More on the Sony rootkit
Posted by isilanes on April 19, 2006
Writing the previous post lead me to read this Wikipedia article about the Sony DRM rootkit fiasco last year. Read it, because it is very interesting.
Among other things, I’ll quote the following (boldface emphasis mine):
Sony BMG released a software utility to remove the rootkit component of Extended Copy Protection from affected Microsoft Windows computers, but this removal utility was soon analyzed by Russinovich again in his blog article “More on Sony: Dangerous Decloaking Patch, EULAs and Phoning Home”, and revealed as only exacerbating the privacy and security concerns. In fact, the Sony BMG program merely unmasked the hidden files installed by the rootkit, but did not actually remove the rootkit. In addition, this program was reported to install additional software that cannot be uninstalled.
So, the “solution” Sony gave to its screaming customers was worse than the problem they had previously caused!
Now, read what the Wikipedia article recomends to eliminate the risk of abuse from Sony (and others):

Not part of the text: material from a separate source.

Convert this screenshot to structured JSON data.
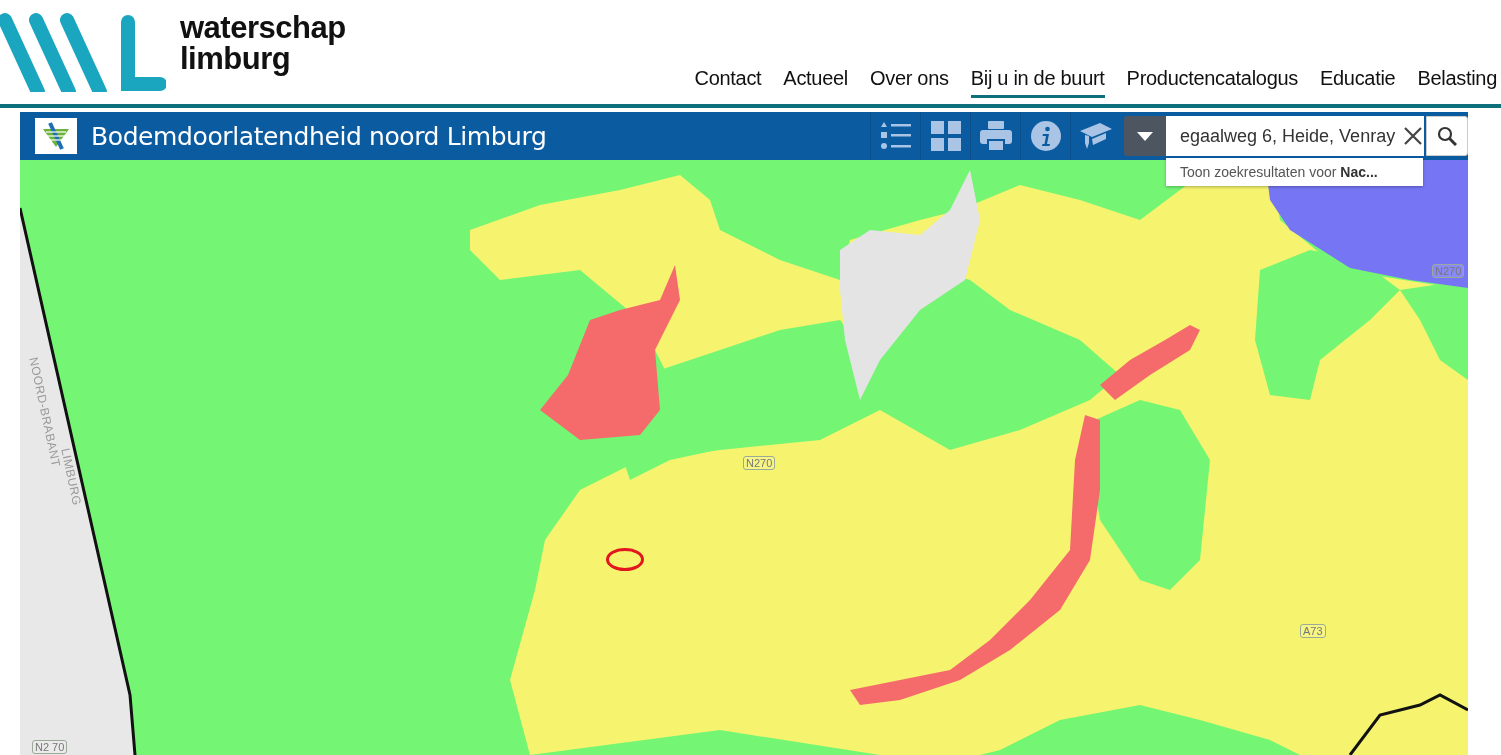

The XCP software can be prevented from installing in several ways. First of all, a user can refuse to purchase such copy-protected CDs, perhaps downloading the music from a digital music distributor. Second, it is possible to disable autorun so that the software will not run automatically (this can be done, temporarily, by holding the SHIFT key while inserting the CD). Putting a piece of tape on the outside of the CD will also prevent the DRM from running. An alternative is to use an operating system which the software does not automatically install itself on, such as Linux or Mac OS X, or running Windows under a restricted account instead of an administrator account, in which case the installation program will not have the sufficient rights to install the rootkit.
Quite remarkable is, also, the fact that the DRM scheme Sony wanted to force-feed into its customers, with the alleged objective of preventing copyright infringements, did actually breach a previous copyright, more precisely, a LGPL license (that of LAME MP3 encoding library). That is, they were stepping on the toes of some Open Source material: THEY, the defenders of artist and creator rights, were attacking US, the thugs that want a free-for-all right-smashing steal-fest of all kinds of materials!